[[ SOURCE RECORDS, beginning ]]

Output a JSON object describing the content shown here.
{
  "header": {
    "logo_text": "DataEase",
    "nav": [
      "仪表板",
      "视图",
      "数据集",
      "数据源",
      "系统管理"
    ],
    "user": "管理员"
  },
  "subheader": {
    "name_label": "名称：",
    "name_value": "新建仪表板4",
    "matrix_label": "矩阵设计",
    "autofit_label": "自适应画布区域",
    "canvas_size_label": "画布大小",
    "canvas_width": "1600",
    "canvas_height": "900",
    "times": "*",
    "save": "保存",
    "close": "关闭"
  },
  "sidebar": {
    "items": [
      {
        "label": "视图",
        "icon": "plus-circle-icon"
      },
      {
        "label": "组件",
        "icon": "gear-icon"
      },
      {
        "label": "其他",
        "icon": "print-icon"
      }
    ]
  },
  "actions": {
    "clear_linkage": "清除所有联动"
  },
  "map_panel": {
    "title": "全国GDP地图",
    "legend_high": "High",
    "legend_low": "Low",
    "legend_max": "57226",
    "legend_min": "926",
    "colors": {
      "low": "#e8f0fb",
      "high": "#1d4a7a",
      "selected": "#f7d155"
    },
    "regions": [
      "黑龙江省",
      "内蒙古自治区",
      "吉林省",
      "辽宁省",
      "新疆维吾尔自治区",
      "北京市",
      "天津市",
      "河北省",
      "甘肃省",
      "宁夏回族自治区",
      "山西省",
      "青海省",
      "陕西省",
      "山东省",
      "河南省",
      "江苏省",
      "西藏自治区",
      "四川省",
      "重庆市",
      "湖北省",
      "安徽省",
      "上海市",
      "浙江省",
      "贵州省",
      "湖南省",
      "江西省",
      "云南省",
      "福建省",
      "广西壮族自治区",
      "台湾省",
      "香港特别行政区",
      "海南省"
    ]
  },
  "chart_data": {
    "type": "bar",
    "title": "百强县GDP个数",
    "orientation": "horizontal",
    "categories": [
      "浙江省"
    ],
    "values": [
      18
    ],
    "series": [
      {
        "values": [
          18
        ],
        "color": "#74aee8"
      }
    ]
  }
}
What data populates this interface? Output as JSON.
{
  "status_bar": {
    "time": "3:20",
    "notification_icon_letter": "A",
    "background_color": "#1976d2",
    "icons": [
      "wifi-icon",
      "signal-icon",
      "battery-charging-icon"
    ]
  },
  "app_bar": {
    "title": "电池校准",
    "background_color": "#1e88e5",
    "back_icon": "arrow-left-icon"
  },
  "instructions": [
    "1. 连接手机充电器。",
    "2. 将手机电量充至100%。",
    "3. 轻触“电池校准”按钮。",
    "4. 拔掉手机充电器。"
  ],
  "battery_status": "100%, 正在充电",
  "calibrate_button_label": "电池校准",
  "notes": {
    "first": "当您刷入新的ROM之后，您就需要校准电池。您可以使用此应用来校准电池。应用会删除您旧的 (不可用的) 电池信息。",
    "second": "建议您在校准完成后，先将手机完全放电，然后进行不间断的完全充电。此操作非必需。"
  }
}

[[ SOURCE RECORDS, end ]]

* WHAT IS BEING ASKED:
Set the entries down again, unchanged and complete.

* ANSWER AREA:
Output a JSON object describing the content shown here.
{
  "header": {
    "logo_text": "DataEase",
    "nav": [
      "仪表板",
      "视图",
      "数据集",
      "数据源",
      "系统管理"
    ],
    "user": "管理员"
  },
  "subheader": {
    "name_label": "名称：",
    "name_value": "新建仪表板4",
    "matrix_label": "矩阵设计",
    "autofit_label": "自适应画布区域",
    "canvas_size_label": "画布大小",
    "canvas_width": "1600",
    "canvas_height": "900",
    "times": "*",
    "save": "保存",
    "close": "关闭"
  },
  "sidebar": {
    "items": [
      {
        "label": "视图",
        "icon": "plus-circle-icon"
      },
      {
        "label": "组件",
        "icon": "gear-icon"
      },
      {
        "label": "其他",
        "icon": "print-icon"
      }
    ]
  },
  "actions": {
    "clear_linkage": "清除所有联动"
  },
  "map_panel": {
    "title": "全国GDP地图",
    "legend_high": "High",
    "legend_low": "Low",
    "legend_max": "57226",
    "legend_min": "926",
    "colors": {
      "low": "#e8f0fb",
      "high": "#1d4a7a",
      "selected": "#f7d155"
    },
    "regions": [
      "黑龙江省",
      "内蒙古自治区",
      "吉林省",
      "辽宁省",
      "新疆维吾尔自治区",
      "北京市",
      "天津市",
      "河北省",
      "甘肃省",
      "宁夏回族自治区",
      "山西省",
      "青海省",
      "陕西省",
      "山东省",
      "河南省",
      "江苏省",
      "西藏自治区",
      "四川省",
      "重庆市",
      "湖北省",
      "安徽省",
      "上海市",
      "浙江省",
      "贵州省",
      "湖南省",
      "江西省",
      "云南省",
      "福建省",
      "广西壮族自治区",
      "台湾省",
      "香港特别行政区",
      "海南省"
    ]
  },
  "chart_data": {
    "type": "bar",
    "title": "百强县GDP个数",
    "orientation": "horizontal",
    "categories": [
      "浙江省"
    ],
    "values": [
      18
    ],
    "series": [
      {
        "values": [
          18
        ],
        "color": "#74aee8"
      }
    ]
  }
}
What data populates this interface? Output as JSON.
{
  "status_bar": {
    "time": "3:20",
    "notification_icon_letter": "A",
    "background_color": "#1976d2",
    "icons": [
      "wifi-icon",
      "signal-icon",
      "battery-charging-icon"
    ]
  },
  "app_bar": {
    "title": "电池校准",
    "background_color": "#1e88e5",
    "back_icon": "arrow-left-icon"
  },
  "instructions": [
    "1. 连接手机充电器。",
    "2. 将手机电量充至100%。",
    "3. 轻触“电池校准”按钮。",
    "4. 拔掉手机充电器。"
  ],
  "battery_status": "100%, 正在充电",
  "calibrate_button_label": "电池校准",
  "notes": {
    "first": "当您刷入新的ROM之后，您就需要校准电池。您可以使用此应用来校准电池。应用会删除您旧的 (不可用的) 电池信息。",
    "second": "建议您在校准完成后，先将手机完全放电，然后进行不间断的完全充电。此操作非必需。"
  }
}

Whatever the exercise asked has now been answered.